TOKYO — Japan’s industrial production picked up pace in December from the month before, in a sign the world’s third-largest economy may be stabilizing thanks to stronger global demand and government spending.
Increased output of large passenger cars and vehicle components and machinery for making semiconductors were the main factors helping to drive the improvement in manufacturing, the Ministry of Economy, Trade and Industry said Thursday. It said industrial output rose a seasonally adjusted 2.5 percent from November.
The government of Prime Minister Shinzo Abe is already claiming progress in breaking the deflationary slump that has weighed on Japan’s growth for years. Share prices are approaching three-year highs and many companies have reported improved profits thanks to a weakening of the Japanese yen against other major currencies.
Still the indicators are mixed. Japan’s unemployment ticked up 0.1 percent from the month before to 4.2 percent in December, the government said Friday.
The ratio of jobs available rose to 82 jobs per 100 applicants from 80 in November, the Ministry of Internal Affairs and Communications said.
Meanwhile, average household spending, which accounts for about 60 percent of Japan’s economic activity, fell 0.7 percent in December from a year earlier, in price-adjusted terms.
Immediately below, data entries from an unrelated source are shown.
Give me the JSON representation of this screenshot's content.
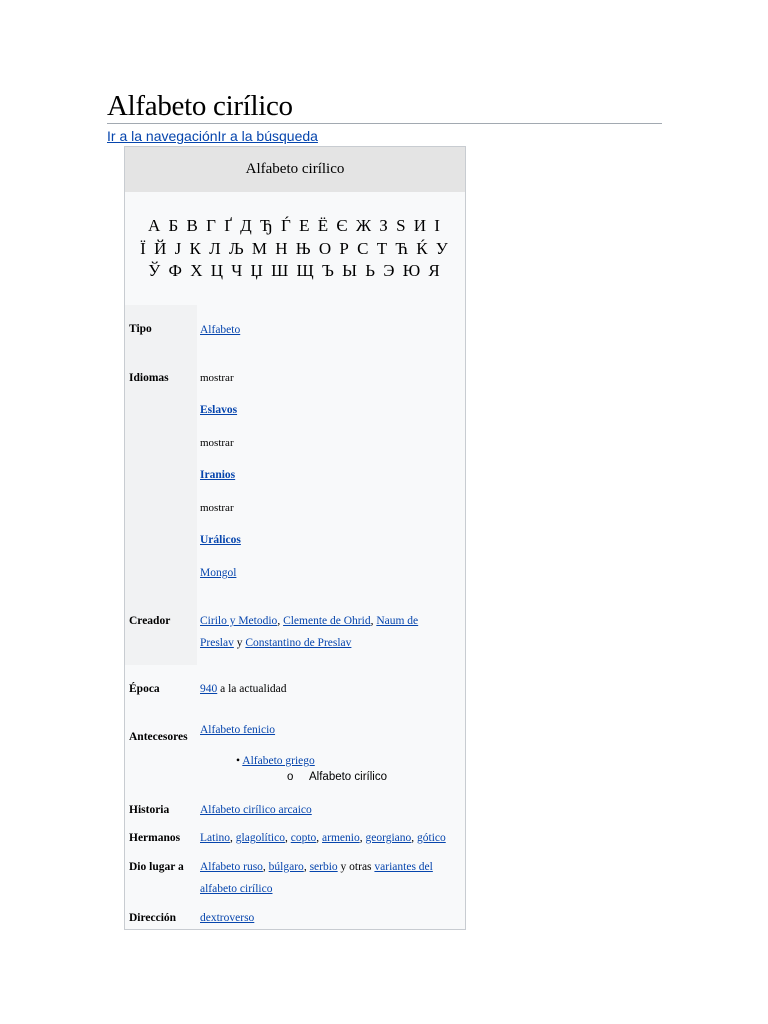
{
  "page": {
    "title": "Alfabeto cirílico",
    "jump_nav": "Ir a la navegación",
    "jump_search": "Ir a la búsqueda"
  },
  "infobox": {
    "header": "Alfabeto cirílico",
    "letters": [
      "А Б В Г Ґ Д Ђ Ѓ Е Ё Є Ж З Ѕ И І",
      "Ї Й Ј К Л Љ М Н Њ О Р С Т Ћ Ќ У",
      "Ў Ф Х Ц Ч Џ Ш Щ Ъ Ы Ь Э Ю Я"
    ],
    "tipo": {
      "label": "Tipo",
      "value": "Alfabeto"
    },
    "idiomas": {
      "label": "Idiomas",
      "toggle_1": "mostrar",
      "group_1": "Eslavos",
      "toggle_2": "mostrar",
      "group_2": "Iranios",
      "toggle_3": "mostrar",
      "group_3": "Urálicos",
      "extra": "Mongol"
    },
    "creador": {
      "label": "Creador",
      "link_1": "Cirilo y Metodio",
      "sep_1": ", ",
      "link_2": "Clemente de Ohrid",
      "sep_2": ", ",
      "link_3a": "Naum de",
      "link_3b": "Preslav",
      "conj": " y ",
      "link_4": "Constantino de Preslav"
    },
    "epoca": {
      "label": "Época",
      "link": "940",
      "rest": " a la actualidad"
    },
    "antecesores": {
      "label": "Antecesores",
      "link": "Alfabeto fenicio",
      "bullet": "•",
      "sub_link": "Alfabeto griego",
      "sub_marker": "o",
      "sub_sub": "Alfabeto cirílico"
    },
    "historia": {
      "label": "Historia",
      "link": "Alfabeto cirílico arcaico"
    },
    "hermanos": {
      "label": "Hermanos",
      "l1": "Latino",
      "l2": "glagolítico",
      "l3": "copto",
      "l4": "armenio",
      "l5": "georgiano",
      "l6": "gótico",
      "sep": ", "
    },
    "dio_lugar": {
      "label": "Dio lugar a",
      "l1": "Alfabeto ruso",
      "sep1": ", ",
      "l2": "búlgaro",
      "sep2": ", ",
      "l3": "serbio",
      "mid": " y otras ",
      "l4a": "variantes del",
      "l4b": "alfabeto cirílico"
    },
    "direccion": {
      "label": "Dirección",
      "link": "dextroverso"
    }
  }
}
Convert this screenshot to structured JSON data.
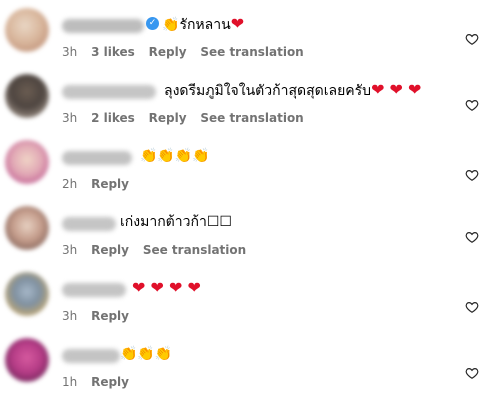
{
  "comments": [
    {
      "text": "รักหลาน",
      "emoji_prefix": "👏",
      "emoji_suffix": "❤",
      "time": "3h",
      "likes": "3 likes",
      "reply": "Reply",
      "translation": "See translation",
      "verified": true
    },
    {
      "text": "ลุงดรีมภูมิใจในตัวก้าสุดสุดเลยครับ",
      "emoji_prefix": "",
      "emoji_suffix": "❤ ❤ ❤",
      "time": "3h",
      "likes": "2 likes",
      "reply": "Reply",
      "translation": "See translation",
      "verified": false
    },
    {
      "text": "",
      "emoji_prefix": "👏👏👏👏",
      "emoji_suffix": "",
      "time": "2h",
      "likes": "",
      "reply": "Reply",
      "translation": "",
      "verified": false
    },
    {
      "text": "เก่งมากต้าวก้า☐☐",
      "emoji_prefix": "",
      "emoji_suffix": "",
      "time": "3h",
      "likes": "",
      "reply": "Reply",
      "translation": "See translation",
      "verified": false
    },
    {
      "text": "",
      "emoji_prefix": "❤ ❤ ❤ ❤",
      "emoji_suffix": "",
      "time": "3h",
      "likes": "",
      "reply": "Reply",
      "translation": "",
      "verified": false
    },
    {
      "text": "",
      "emoji_prefix": "👏👏👏",
      "emoji_suffix": "",
      "time": "1h",
      "likes": "",
      "reply": "Reply",
      "translation": "",
      "verified": false
    }
  ],
  "icons": {
    "like": "heart-outline-icon",
    "verified": "verified-badge-icon"
  },
  "colors": {
    "meta_text": "#737373",
    "heart": "#e0102a",
    "verified": "#3797f0"
  }
}
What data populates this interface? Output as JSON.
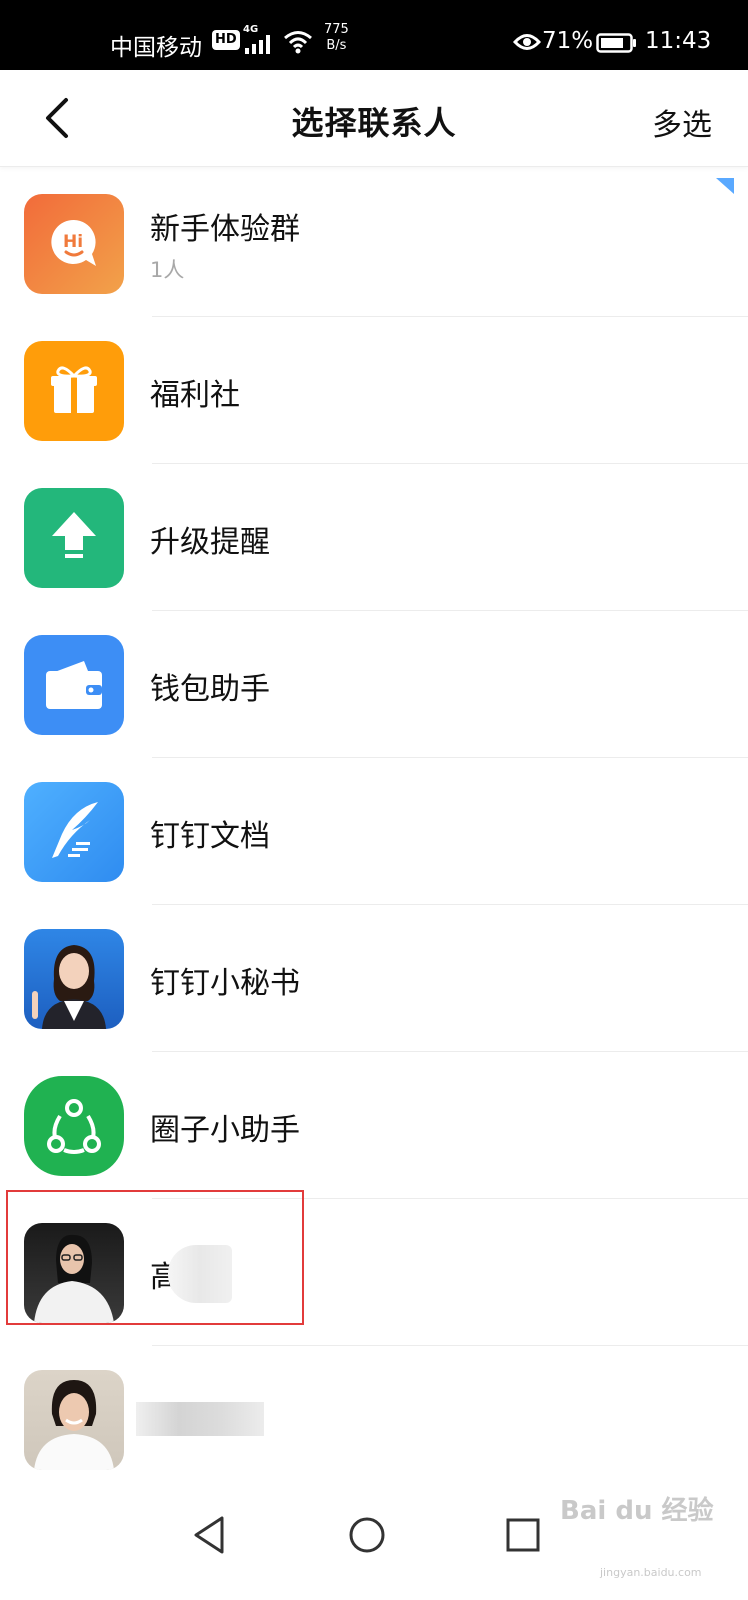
{
  "status_bar": {
    "carrier": "中国移动",
    "hd_badge": "HD",
    "network": "4G",
    "speed_value": "775",
    "speed_unit": "B/s",
    "battery_percent": "71%",
    "time": "11:43"
  },
  "header": {
    "title": "选择联系人",
    "multi_select_label": "多选"
  },
  "contacts": [
    {
      "name": "新手体验群",
      "subtitle": "1人",
      "icon": "hi-chat-bubble-icon",
      "color": "#f07a3c"
    },
    {
      "name": "福利社",
      "icon": "gift-icon",
      "color": "#ff9d0a"
    },
    {
      "name": "升级提醒",
      "icon": "upload-arrow-icon",
      "color": "#23b77b"
    },
    {
      "name": "钱包助手",
      "icon": "wallet-icon",
      "color": "#3d8ef5"
    },
    {
      "name": "钉钉文档",
      "icon": "feather-pen-icon",
      "color": "#3aa1f8"
    },
    {
      "name": "钉钉小秘书",
      "icon": "assistant-avatar",
      "color": "#2e7ee0"
    },
    {
      "name": "圈子小助手",
      "icon": "circle-nodes-icon",
      "color": "#20b251"
    },
    {
      "name": "高",
      "icon": "user-avatar"
    },
    {
      "name": "",
      "icon": "user-avatar"
    }
  ],
  "watermark": {
    "text": "Bai du 经验",
    "url": "jingyan.baidu.com"
  }
}
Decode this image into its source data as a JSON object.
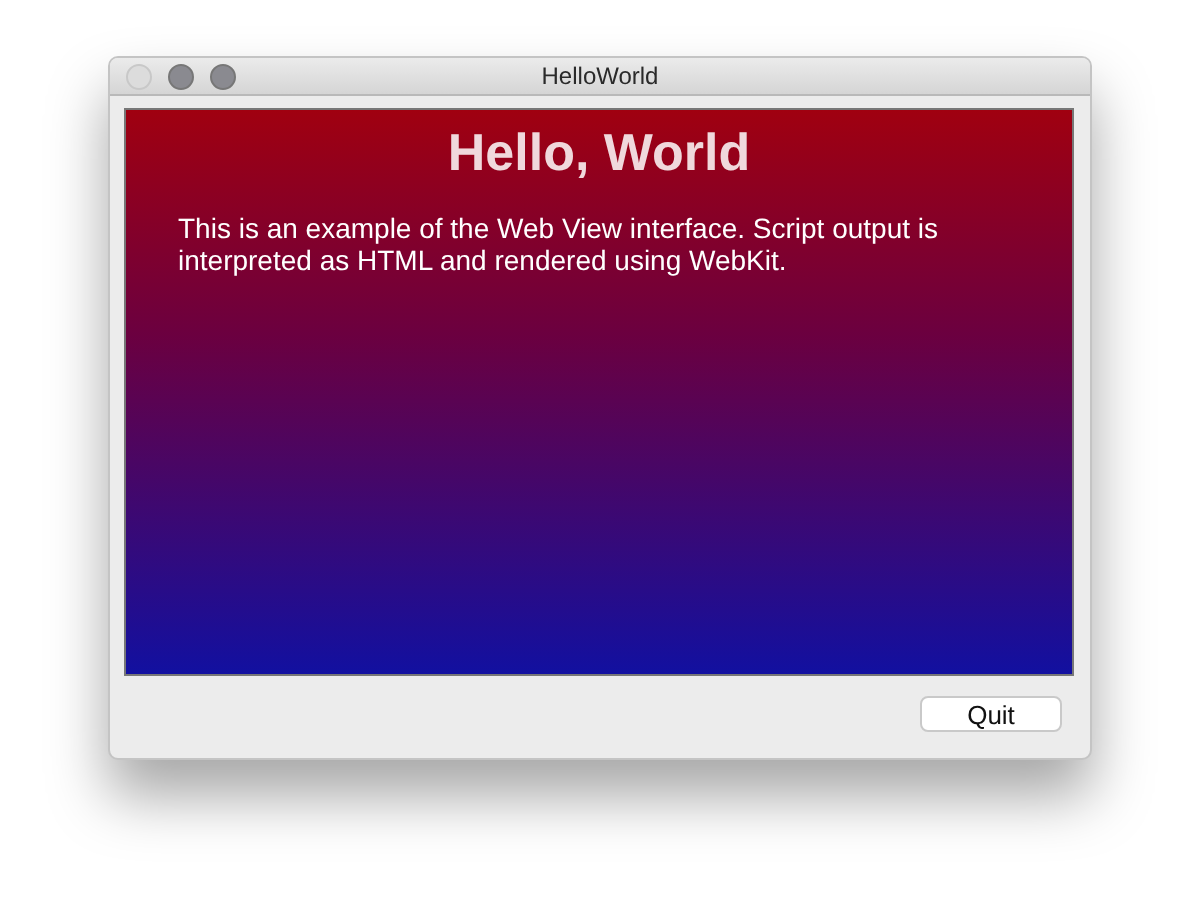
{
  "window": {
    "title": "HelloWorld",
    "title_buttons": [
      {
        "disabled": true
      },
      {
        "disabled": false
      },
      {
        "disabled": false
      }
    ]
  },
  "web_view": {
    "heading": "Hello, World",
    "body": "This is an example of the Web View interface. Script output is interpreted as HTML and rendered using WebKit."
  },
  "buttons": [
    "Quit"
  ]
}
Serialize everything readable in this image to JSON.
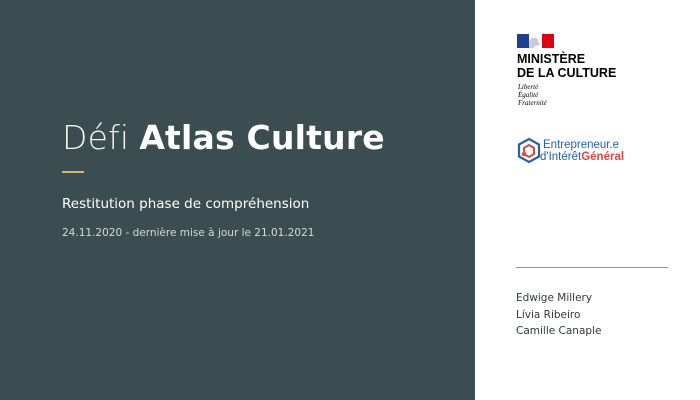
{
  "title": {
    "light": "Défi",
    "bold": "Atlas Culture"
  },
  "subtitle": "Restitution phase de compréhension",
  "dateline": "24.11.2020 - dernière mise à jour le 21.01.2021",
  "ministry": {
    "name_line1": "MINISTÈRE",
    "name_line2": "DE LA CULTURE",
    "motto": [
      "Liberté",
      "Égalité",
      "Fraternité"
    ]
  },
  "eig": {
    "line1": "Entrepreneur.e",
    "line2_part1": "d'Intérêt",
    "line2_part2": "Général"
  },
  "authors": [
    "Edwige Millery",
    "Lívia Ribeiro",
    "Camille Canaple"
  ],
  "colors": {
    "panel": "#3c4d51",
    "accent": "#d7b46a",
    "eig_blue": "#1e63b0",
    "eig_red": "#e2463d"
  }
}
Figures released by the Ministry of Health, Labor and Welfare on Thursday, however, showed average monthly wages, including overtime and bonuses falling to 314,236 yen (US$3,453), the lowest level since such data became available in 1990.